I think this story from the Kansas City Star officially confirms it: we're in the midst of a national reassessment of the initiative and referendum. (Hat tip: Bruno Kaufmann).
That city -- and the state of Missouri -- are examining whether it's too easy to qualify measures for the ballot. They're just the latest places looking at initiative reform. Oklahoma, Oregon, Nevada, Arizona and Mississippi are also considering major changes to the process. (California, where there has been talk of reform but little legislative action, is an outlier here).
Intriguingly, Bruce Cain, the well-known political scientist at UC Berkeley, is quoted in this story. Kansas City, he says, is “falling into the California trap of constant electioneering. And that will lead to ballot fatigue and cynicism. This is a real problem.”

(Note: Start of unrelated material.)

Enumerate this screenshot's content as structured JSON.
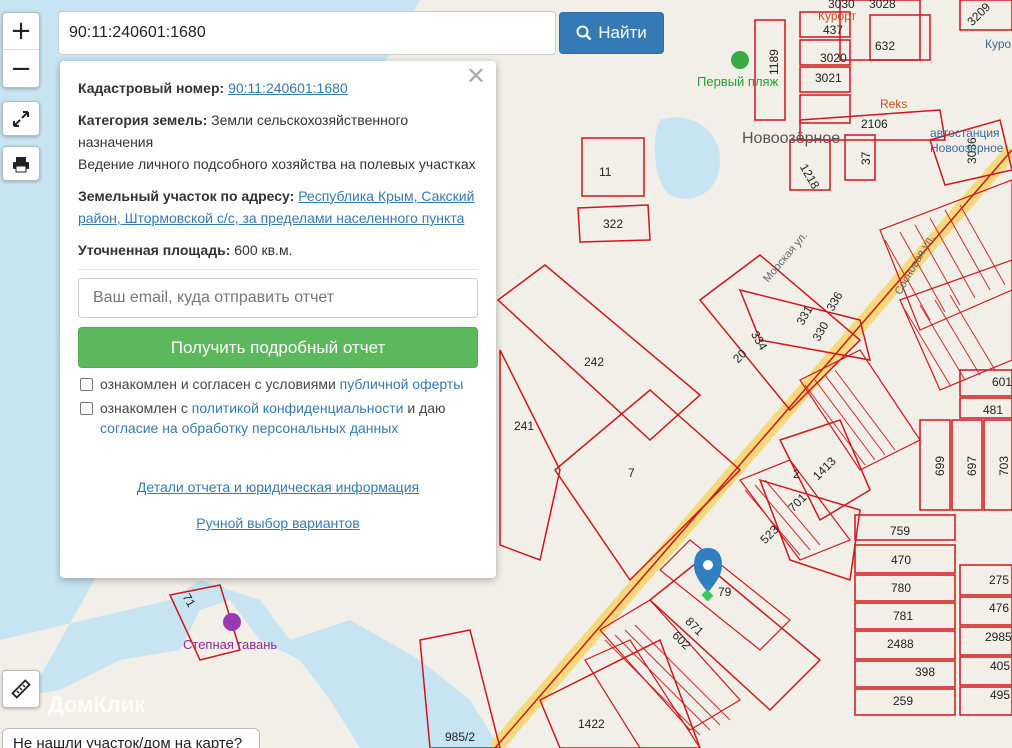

Nonsense, on many levels. There may or may not be ballot fatigue in California. Polling differs on the subject. And, yes, when you vote more often, turnout drops. But there's no evidence that ballot fatigue is, by any measure, a problem. If it is, the Swiss, who vote four times a year (at least) with relatively low turnout, have managed to survive a centuries-old case of ballot fatigue. And they have an efficient, well-managed, peaceful country. California should be so lucky.
And these days, you can never be too cynical.